● **BRIEF**:
All the entries need to be duplicated exactly, with the pictures omitted.

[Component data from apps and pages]
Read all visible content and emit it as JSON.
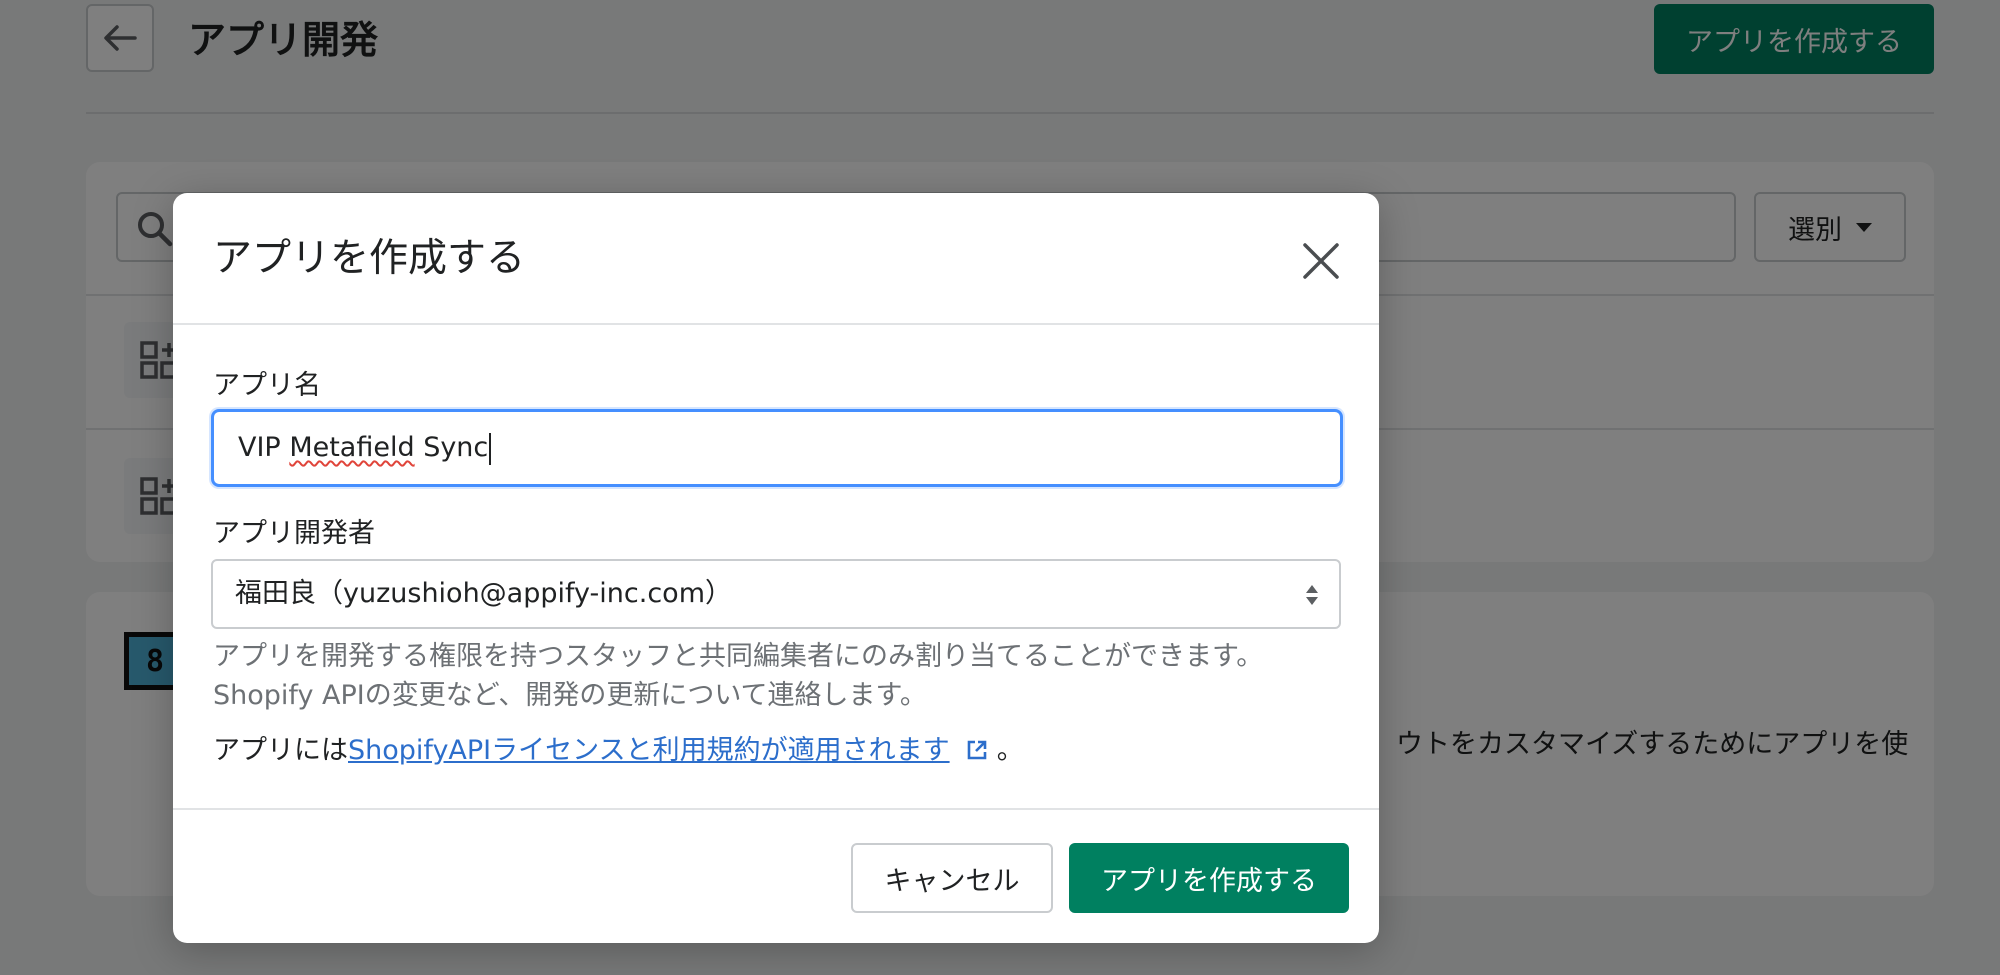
{
  "page": {
    "title": "アプリ開発",
    "create_button_label": "アプリを作成する",
    "filter_select_label": "選別",
    "card_text": "ウトをカスタマイズするためにアプリを使"
  },
  "modal": {
    "title": "アプリを作成する",
    "app_name_label": "アプリ名",
    "app_name_value_a": "VIP ",
    "app_name_value_b": "Metafield",
    "app_name_value_c": " Sync",
    "developer_label": "アプリ開発者",
    "developer_value": "福田良（yuzushioh@appify-inc.com）",
    "help_line_1": "アプリを開発する権限を持つスタッフと共同編集者にのみ割り当てることができます。",
    "help_line_2": "Shopify APIの変更など、開発の更新について連絡します。",
    "license_prefix": "アプリには",
    "license_link": "ShopifyAPIライセンスと利用規約が適用されます",
    "license_suffix": "。",
    "cancel_label": "キャンセル",
    "create_label": "アプリを作成する"
  },
  "colors": {
    "primary": "#008060",
    "focus": "#458fff",
    "link": "#2c6ecb"
  },
  "icons": [
    "back-arrow-icon",
    "search-icon",
    "caret-down-icon",
    "apps-icon",
    "close-icon",
    "select-arrows-icon",
    "external-link-icon"
  ]
}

● **ANSWER TO THIS EXERCISE**:
Read all visible content and emit it as JSON.
{
  "page": {
    "title": "アプリ開発",
    "create_button_label": "アプリを作成する",
    "filter_select_label": "選別",
    "card_text": "ウトをカスタマイズするためにアプリを使"
  },
  "modal": {
    "title": "アプリを作成する",
    "app_name_label": "アプリ名",
    "app_name_value_a": "VIP ",
    "app_name_value_b": "Metafield",
    "app_name_value_c": " Sync",
    "developer_label": "アプリ開発者",
    "developer_value": "福田良（yuzushioh@appify-inc.com）",
    "help_line_1": "アプリを開発する権限を持つスタッフと共同編集者にのみ割り当てることができます。",
    "help_line_2": "Shopify APIの変更など、開発の更新について連絡します。",
    "license_prefix": "アプリには",
    "license_link": "ShopifyAPIライセンスと利用規約が適用されます",
    "license_suffix": "。",
    "cancel_label": "キャンセル",
    "create_label": "アプリを作成する"
  },
  "colors": {
    "primary": "#008060",
    "focus": "#458fff",
    "link": "#2c6ecb"
  },
  "icons": [
    "back-arrow-icon",
    "search-icon",
    "caret-down-icon",
    "apps-icon",
    "close-icon",
    "select-arrows-icon",
    "external-link-icon"
  ]
}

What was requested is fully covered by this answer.